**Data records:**
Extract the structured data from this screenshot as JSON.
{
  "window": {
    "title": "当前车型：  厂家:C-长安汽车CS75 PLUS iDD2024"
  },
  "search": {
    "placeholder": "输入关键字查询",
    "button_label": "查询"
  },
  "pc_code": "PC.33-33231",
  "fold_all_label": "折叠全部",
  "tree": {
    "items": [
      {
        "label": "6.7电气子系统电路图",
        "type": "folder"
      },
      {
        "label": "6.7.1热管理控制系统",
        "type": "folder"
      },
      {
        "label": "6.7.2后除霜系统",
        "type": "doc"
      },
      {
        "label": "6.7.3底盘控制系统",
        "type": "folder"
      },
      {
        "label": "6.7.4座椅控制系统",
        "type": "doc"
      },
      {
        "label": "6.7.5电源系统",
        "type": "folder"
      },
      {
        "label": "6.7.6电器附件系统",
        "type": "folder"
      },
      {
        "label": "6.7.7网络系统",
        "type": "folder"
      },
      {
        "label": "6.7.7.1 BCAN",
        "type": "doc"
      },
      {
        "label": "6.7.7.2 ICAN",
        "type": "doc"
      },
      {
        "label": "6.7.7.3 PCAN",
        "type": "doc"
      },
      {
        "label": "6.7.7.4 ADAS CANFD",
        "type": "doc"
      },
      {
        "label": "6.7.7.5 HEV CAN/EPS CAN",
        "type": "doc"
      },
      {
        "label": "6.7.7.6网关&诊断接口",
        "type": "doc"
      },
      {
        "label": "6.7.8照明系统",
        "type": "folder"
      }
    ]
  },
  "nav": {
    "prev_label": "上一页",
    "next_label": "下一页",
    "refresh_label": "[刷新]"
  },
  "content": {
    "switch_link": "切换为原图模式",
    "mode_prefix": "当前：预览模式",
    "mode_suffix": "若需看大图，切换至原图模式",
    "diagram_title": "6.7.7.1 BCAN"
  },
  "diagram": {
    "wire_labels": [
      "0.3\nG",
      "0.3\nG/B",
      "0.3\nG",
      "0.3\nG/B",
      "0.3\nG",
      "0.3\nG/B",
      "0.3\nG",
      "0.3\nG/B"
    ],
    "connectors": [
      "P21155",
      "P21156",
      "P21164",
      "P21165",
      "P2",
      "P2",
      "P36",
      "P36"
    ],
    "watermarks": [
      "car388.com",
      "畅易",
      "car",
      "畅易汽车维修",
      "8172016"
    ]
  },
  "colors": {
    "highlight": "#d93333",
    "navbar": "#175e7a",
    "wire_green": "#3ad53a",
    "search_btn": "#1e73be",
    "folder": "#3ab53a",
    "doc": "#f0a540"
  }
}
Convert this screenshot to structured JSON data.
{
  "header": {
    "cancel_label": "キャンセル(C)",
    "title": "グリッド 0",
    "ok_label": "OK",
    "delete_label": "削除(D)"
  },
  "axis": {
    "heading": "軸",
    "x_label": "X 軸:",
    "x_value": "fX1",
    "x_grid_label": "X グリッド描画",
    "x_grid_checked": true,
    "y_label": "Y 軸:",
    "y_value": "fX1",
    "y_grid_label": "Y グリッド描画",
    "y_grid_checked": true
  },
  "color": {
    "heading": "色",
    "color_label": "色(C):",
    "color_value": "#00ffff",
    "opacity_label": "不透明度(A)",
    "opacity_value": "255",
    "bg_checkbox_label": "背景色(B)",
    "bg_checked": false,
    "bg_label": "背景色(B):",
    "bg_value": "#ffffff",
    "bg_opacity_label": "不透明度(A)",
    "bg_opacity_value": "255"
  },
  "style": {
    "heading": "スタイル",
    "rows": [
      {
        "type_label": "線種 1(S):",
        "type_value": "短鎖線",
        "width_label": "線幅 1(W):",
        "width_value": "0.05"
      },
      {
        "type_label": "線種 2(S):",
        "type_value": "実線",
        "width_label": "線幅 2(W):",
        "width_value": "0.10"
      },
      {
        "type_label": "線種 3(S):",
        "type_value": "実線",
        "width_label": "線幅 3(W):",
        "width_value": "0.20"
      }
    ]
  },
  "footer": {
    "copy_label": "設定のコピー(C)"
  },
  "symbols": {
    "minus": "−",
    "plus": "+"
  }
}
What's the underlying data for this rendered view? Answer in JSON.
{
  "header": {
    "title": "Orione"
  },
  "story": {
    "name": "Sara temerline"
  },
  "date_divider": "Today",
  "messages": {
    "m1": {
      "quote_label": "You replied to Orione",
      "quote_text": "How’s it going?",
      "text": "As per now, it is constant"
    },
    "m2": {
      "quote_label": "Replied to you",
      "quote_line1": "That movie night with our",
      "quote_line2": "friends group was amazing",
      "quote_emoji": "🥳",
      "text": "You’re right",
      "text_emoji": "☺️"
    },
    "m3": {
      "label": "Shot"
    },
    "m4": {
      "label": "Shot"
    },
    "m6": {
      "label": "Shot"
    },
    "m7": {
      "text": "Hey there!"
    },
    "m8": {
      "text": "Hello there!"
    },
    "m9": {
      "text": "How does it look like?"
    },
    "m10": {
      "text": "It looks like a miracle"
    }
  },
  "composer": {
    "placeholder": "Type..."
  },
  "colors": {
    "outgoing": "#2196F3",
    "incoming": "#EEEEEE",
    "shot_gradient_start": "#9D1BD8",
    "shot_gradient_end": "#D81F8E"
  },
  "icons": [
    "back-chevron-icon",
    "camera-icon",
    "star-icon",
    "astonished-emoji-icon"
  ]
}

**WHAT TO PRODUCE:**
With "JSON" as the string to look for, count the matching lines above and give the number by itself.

**SOLUTION:**
3